What to work on: Reproduce every record exactly as written.
Data extracts START
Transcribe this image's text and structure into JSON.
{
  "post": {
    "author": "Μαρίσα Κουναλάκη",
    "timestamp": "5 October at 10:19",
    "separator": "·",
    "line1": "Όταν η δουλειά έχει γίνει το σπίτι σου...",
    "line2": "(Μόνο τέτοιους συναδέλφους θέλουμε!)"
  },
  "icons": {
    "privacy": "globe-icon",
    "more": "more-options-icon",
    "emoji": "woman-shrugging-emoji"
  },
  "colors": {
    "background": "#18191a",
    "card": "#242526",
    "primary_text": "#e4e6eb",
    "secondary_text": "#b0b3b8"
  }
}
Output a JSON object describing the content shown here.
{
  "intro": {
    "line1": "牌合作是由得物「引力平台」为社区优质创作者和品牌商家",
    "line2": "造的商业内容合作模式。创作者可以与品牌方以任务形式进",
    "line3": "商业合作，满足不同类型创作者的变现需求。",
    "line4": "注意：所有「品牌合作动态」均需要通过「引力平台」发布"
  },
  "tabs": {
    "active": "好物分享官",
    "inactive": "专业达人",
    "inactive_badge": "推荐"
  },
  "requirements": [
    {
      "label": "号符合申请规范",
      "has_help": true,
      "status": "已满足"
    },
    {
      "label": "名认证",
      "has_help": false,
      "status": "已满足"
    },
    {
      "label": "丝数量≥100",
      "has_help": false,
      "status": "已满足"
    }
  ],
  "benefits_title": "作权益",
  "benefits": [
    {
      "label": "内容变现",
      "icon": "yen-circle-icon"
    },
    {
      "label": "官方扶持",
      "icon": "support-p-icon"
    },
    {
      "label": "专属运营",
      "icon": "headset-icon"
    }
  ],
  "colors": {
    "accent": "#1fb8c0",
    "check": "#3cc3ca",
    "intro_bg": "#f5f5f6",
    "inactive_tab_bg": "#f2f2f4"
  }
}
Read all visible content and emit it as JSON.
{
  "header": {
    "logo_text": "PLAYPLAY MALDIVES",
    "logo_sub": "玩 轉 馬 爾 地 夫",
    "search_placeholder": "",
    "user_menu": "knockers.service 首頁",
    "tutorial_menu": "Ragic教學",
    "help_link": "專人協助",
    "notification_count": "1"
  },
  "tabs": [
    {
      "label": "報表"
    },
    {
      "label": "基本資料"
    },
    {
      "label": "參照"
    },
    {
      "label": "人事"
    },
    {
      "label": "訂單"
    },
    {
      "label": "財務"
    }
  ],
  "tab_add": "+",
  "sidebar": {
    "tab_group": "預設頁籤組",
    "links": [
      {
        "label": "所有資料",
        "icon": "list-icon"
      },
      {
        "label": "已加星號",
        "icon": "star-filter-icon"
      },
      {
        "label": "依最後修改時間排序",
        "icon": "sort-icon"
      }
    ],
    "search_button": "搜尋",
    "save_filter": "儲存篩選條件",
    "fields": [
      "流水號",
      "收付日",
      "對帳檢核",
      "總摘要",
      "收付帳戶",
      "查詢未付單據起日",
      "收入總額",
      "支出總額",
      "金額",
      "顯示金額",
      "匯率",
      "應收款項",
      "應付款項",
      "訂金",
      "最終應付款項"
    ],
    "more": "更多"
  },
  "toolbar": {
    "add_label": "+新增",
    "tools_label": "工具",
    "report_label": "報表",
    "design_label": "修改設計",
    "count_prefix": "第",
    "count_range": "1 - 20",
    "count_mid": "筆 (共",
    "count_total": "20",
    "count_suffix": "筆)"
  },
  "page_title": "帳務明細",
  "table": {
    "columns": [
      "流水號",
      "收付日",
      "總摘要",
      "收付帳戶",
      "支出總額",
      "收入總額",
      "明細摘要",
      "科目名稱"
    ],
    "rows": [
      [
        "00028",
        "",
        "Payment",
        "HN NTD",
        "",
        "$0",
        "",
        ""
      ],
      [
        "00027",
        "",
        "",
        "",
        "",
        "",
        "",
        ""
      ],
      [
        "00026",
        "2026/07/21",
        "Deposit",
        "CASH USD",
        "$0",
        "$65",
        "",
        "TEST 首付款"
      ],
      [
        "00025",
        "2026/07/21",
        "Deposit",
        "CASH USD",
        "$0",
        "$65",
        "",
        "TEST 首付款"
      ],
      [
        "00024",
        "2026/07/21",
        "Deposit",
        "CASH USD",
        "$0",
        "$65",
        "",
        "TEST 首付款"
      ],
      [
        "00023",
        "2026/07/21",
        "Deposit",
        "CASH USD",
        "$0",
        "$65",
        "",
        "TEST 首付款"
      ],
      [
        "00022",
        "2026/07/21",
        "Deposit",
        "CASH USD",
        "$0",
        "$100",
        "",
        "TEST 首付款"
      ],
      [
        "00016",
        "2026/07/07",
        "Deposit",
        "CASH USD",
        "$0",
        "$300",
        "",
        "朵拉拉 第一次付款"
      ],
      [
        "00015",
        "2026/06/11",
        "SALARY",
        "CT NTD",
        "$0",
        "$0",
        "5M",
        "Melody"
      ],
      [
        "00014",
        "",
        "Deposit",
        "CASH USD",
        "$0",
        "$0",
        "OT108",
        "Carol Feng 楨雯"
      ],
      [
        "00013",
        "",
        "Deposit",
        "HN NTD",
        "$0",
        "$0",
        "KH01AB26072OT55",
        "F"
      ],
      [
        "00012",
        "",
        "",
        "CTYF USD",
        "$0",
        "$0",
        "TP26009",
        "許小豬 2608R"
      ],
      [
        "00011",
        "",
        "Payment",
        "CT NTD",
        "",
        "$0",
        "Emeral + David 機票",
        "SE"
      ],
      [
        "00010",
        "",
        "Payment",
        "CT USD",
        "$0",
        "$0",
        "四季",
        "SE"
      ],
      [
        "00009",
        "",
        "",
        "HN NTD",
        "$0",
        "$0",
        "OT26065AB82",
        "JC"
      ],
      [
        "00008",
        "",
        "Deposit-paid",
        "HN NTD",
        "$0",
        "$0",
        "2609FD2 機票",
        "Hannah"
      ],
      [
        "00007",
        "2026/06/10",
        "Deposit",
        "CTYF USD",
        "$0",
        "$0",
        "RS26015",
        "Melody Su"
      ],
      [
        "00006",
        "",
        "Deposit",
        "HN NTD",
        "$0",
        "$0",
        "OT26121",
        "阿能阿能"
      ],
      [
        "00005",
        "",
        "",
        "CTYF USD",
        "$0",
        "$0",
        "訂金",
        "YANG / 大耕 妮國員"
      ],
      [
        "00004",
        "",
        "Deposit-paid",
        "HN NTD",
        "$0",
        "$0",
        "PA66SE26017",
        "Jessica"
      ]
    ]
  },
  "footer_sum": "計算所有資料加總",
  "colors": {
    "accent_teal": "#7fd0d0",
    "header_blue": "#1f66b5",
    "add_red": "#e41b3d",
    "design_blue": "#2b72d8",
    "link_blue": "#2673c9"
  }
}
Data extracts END
Task result:
Transcribe this image's text and structure into JSON.
{
  "post": {
    "author": "Μαρίσα Κουναλάκη",
    "timestamp": "5 October at 10:19",
    "separator": "·",
    "line1": "Όταν η δουλειά έχει γίνει το σπίτι σου...",
    "line2": "(Μόνο τέτοιους συναδέλφους θέλουμε!)"
  },
  "icons": {
    "privacy": "globe-icon",
    "more": "more-options-icon",
    "emoji": "woman-shrugging-emoji"
  },
  "colors": {
    "background": "#18191a",
    "card": "#242526",
    "primary_text": "#e4e6eb",
    "secondary_text": "#b0b3b8"
  }
}
Output a JSON object describing the content shown here.
{
  "intro": {
    "line1": "牌合作是由得物「引力平台」为社区优质创作者和品牌商家",
    "line2": "造的商业内容合作模式。创作者可以与品牌方以任务形式进",
    "line3": "商业合作，满足不同类型创作者的变现需求。",
    "line4": "注意：所有「品牌合作动态」均需要通过「引力平台」发布"
  },
  "tabs": {
    "active": "好物分享官",
    "inactive": "专业达人",
    "inactive_badge": "推荐"
  },
  "requirements": [
    {
      "label": "号符合申请规范",
      "has_help": true,
      "status": "已满足"
    },
    {
      "label": "名认证",
      "has_help": false,
      "status": "已满足"
    },
    {
      "label": "丝数量≥100",
      "has_help": false,
      "status": "已满足"
    }
  ],
  "benefits_title": "作权益",
  "benefits": [
    {
      "label": "内容变现",
      "icon": "yen-circle-icon"
    },
    {
      "label": "官方扶持",
      "icon": "support-p-icon"
    },
    {
      "label": "专属运营",
      "icon": "headset-icon"
    }
  ],
  "colors": {
    "accent": "#1fb8c0",
    "check": "#3cc3ca",
    "intro_bg": "#f5f5f6",
    "inactive_tab_bg": "#f2f2f4"
  }
}
Read all visible content and emit it as JSON.
{
  "header": {
    "logo_text": "PLAYPLAY MALDIVES",
    "logo_sub": "玩 轉 馬 爾 地 夫",
    "search_placeholder": "",
    "user_menu": "knockers.service 首頁",
    "tutorial_menu": "Ragic教學",
    "help_link": "專人協助",
    "notification_count": "1"
  },
  "tabs": [
    {
      "label": "報表"
    },
    {
      "label": "基本資料"
    },
    {
      "label": "參照"
    },
    {
      "label": "人事"
    },
    {
      "label": "訂單"
    },
    {
      "label": "財務"
    }
  ],
  "tab_add": "+",
  "sidebar": {
    "tab_group": "預設頁籤組",
    "links": [
      {
        "label": "所有資料",
        "icon": "list-icon"
      },
      {
        "label": "已加星號",
        "icon": "star-filter-icon"
      },
      {
        "label": "依最後修改時間排序",
        "icon": "sort-icon"
      }
    ],
    "search_button": "搜尋",
    "save_filter": "儲存篩選條件",
    "fields": [
      "流水號",
      "收付日",
      "對帳檢核",
      "總摘要",
      "收付帳戶",
      "查詢未付單據起日",
      "收入總額",
      "支出總額",
      "金額",
      "顯示金額",
      "匯率",
      "應收款項",
      "應付款項",
      "訂金",
      "最終應付款項"
    ],
    "more": "更多"
  },
  "toolbar": {
    "add_label": "+新增",
    "tools_label": "工具",
    "report_label": "報表",
    "design_label": "修改設計",
    "count_prefix": "第",
    "count_range": "1 - 20",
    "count_mid": "筆 (共",
    "count_total": "20",
    "count_suffix": "筆)"
  },
  "page_title": "帳務明細",
  "table": {
    "columns": [
      "流水號",
      "收付日",
      "總摘要",
      "收付帳戶",
      "支出總額",
      "收入總額",
      "明細摘要",
      "科目名稱"
    ],
    "rows": [
      [
        "00028",
        "",
        "Payment",
        "HN NTD",
        "",
        "$0",
        "",
        ""
      ],
      [
        "00027",
        "",
        "",
        "",
        "",
        "",
        "",
        ""
      ],
      [
        "00026",
        "2026/07/21",
        "Deposit",
        "CASH USD",
        "$0",
        "$65",
        "",
        "TEST 首付款"
      ],
      [
        "00025",
        "2026/07/21",
        "Deposit",
        "CASH USD",
        "$0",
        "$65",
        "",
        "TEST 首付款"
      ],
      [
        "00024",
        "2026/07/21",
        "Deposit",
        "CASH USD",
        "$0",
        "$65",
        "",
        "TEST 首付款"
      ],
      [
        "00023",
        "2026/07/21",
        "Deposit",
        "CASH USD",
        "$0",
        "$65",
        "",
        "TEST 首付款"
      ],
      [
        "00022",
        "2026/07/21",
        "Deposit",
        "CASH USD",
        "$0",
        "$100",
        "",
        "TEST 首付款"
      ],
      [
        "00016",
        "2026/07/07",
        "Deposit",
        "CASH USD",
        "$0",
        "$300",
        "",
        "朵拉拉 第一次付款"
      ],
      [
        "00015",
        "2026/06/11",
        "SALARY",
        "CT NTD",
        "$0",
        "$0",
        "5M",
        "Melody"
      ],
      [
        "00014",
        "",
        "Deposit",
        "CASH USD",
        "$0",
        "$0",
        "OT108",
        "Carol Feng 楨雯"
      ],
      [
        "00013",
        "",
        "Deposit",
        "HN NTD",
        "$0",
        "$0",
        "KH01AB26072OT55",
        "F"
      ],
      [
        "00012",
        "",
        "",
        "CTYF USD",
        "$0",
        "$0",
        "TP26009",
        "許小豬 2608R"
      ],
      [
        "00011",
        "",
        "Payment",
        "CT NTD",
        "",
        "$0",
        "Emeral + David 機票",
        "SE"
      ],
      [
        "00010",
        "",
        "Payment",
        "CT USD",
        "$0",
        "$0",
        "四季",
        "SE"
      ],
      [
        "00009",
        "",
        "",
        "HN NTD",
        "$0",
        "$0",
        "OT26065AB82",
        "JC"
      ],
      [
        "00008",
        "",
        "Deposit-paid",
        "HN NTD",
        "$0",
        "$0",
        "2609FD2 機票",
        "Hannah"
      ],
      [
        "00007",
        "2026/06/10",
        "Deposit",
        "CTYF USD",
        "$0",
        "$0",
        "RS26015",
        "Melody Su"
      ],
      [
        "00006",
        "",
        "Deposit",
        "HN NTD",
        "$0",
        "$0",
        "OT26121",
        "阿能阿能"
      ],
      [
        "00005",
        "",
        "",
        "CTYF USD",
        "$0",
        "$0",
        "訂金",
        "YANG / 大耕 妮國員"
      ],
      [
        "00004",
        "",
        "Deposit-paid",
        "HN NTD",
        "$0",
        "$0",
        "PA66SE26017",
        "Jessica"
      ]
    ]
  },
  "footer_sum": "計算所有資料加總",
  "colors": {
    "accent_teal": "#7fd0d0",
    "header_blue": "#1f66b5",
    "add_red": "#e41b3d",
    "design_blue": "#2b72d8",
    "link_blue": "#2673c9"
  }
}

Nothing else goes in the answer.